Marcus Houlden wrote:
> On Sun, 24 Apr 2005 00:49:37 +0100, Roy Schestowitz
> <email@example.com> wrote the following to uk.comp.os.win2000:
>> Arguably, the most fundamental part of an operating system is file
>> handling. Windows beyrays me constantly and I seek solutions and
>> justification/defence in the name of Windows.
>> First of all, on a Windows 98 laptop, I was able to copy a file with one
>> unicode character within. I am unable to delete it though; scandisk
>> cannot help either. In Windows 2000 (a different machine), I have a
>> filename whose path is deep (long) and, again, I am unable to erase it
>> and this causes a great deal of clutter.
> Use the DOS or command prompt to sort both those out. For the first one,
> open a DOS prompt in the directory where the offending file is (use CD to
> get there) and use DEL with wildcards to delete the file, something like
> DEL "unicode character*.*"
Good idea. I'll try that.
> The first * should be just before the unicode character. Any file or
> directory names containing spaces should be surrounded by quote marks,
> especially on Win98.
> For the second one, same again. Change to the directory using CD, one
> directory at a time, and then DEL <filename> to get rid of the file. Move
> back up the tree with CD .. and use RD <directory name> to get rid of the
> directory (if that's what you want to do).
Right again. I never thought DOS can handle something that the GUI cannot.
>> More annoyingly, I virtually spent 3 days trying to make a backup from
>> one Windows machine to another. It turned out that transfer protocols do
>> not cater for paths exceeding a certain size (what the heck??). This

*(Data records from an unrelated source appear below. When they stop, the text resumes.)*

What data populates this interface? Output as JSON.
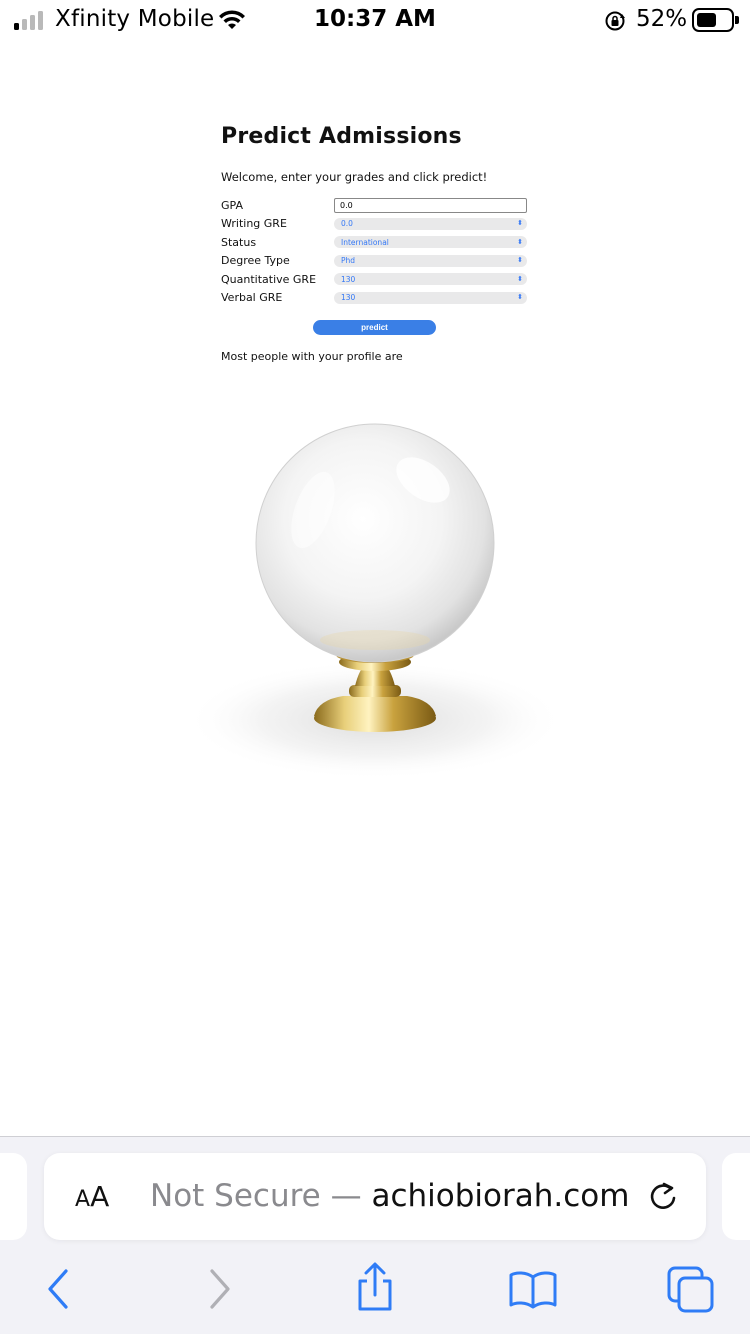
{
  "status_bar": {
    "carrier": "Xfinity Mobile",
    "time": "10:37 AM",
    "battery_percent": "52%",
    "battery_level": 0.52,
    "signal_bars_active": 1,
    "signal_bars_total": 4
  },
  "page": {
    "title": "Predict Admissions",
    "welcome": "Welcome, enter your grades and click predict!",
    "fields": {
      "gpa": {
        "label": "GPA",
        "value": "0.0"
      },
      "writing_gre": {
        "label": "Writing GRE",
        "value": "0.0"
      },
      "status": {
        "label": "Status",
        "value": "International"
      },
      "degree_type": {
        "label": "Degree Type",
        "value": "Phd"
      },
      "quantitative_gre": {
        "label": "Quantitative GRE",
        "value": "130"
      },
      "verbal_gre": {
        "label": "Verbal GRE",
        "value": "130"
      }
    },
    "predict_label": "predict",
    "result_text": "Most people with your profile are"
  },
  "browser": {
    "aa_label_large": "A",
    "aa_label_small": "A",
    "not_secure": "Not Secure —",
    "domain": "achiobiorah.com",
    "icons": [
      "reload-icon",
      "back-icon",
      "forward-icon",
      "share-icon",
      "bookmarks-icon",
      "tabs-icon"
    ]
  },
  "colors": {
    "accent": "#3a7fe6",
    "select_text": "#3478f6",
    "toolbar_blue": "#2f7cf6",
    "disabled": "#b0b0b5"
  }
}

>> never ever happened on old distributions of Linux that I use.
> Create a share on the offending directory, so on the other machine it will
> appear as SHARE_NAME on COMPUTER and copy across that way. Either that or
> burn the files to CD or DVD.
Thanks for the help. All the solutions are hacks or work-arounds, which
proves to me that Windows is deficient.
- Just tried the first tip... it did not work. Not only does Windows display
an odd filename, but it also 'thinks' it's a directory so wildcards won't
- I haven't tried the second one yet.
- As for the third, I zipped up the 'long directories' shortly after writing
the original message. *sigh*
Roy S. Schestowitz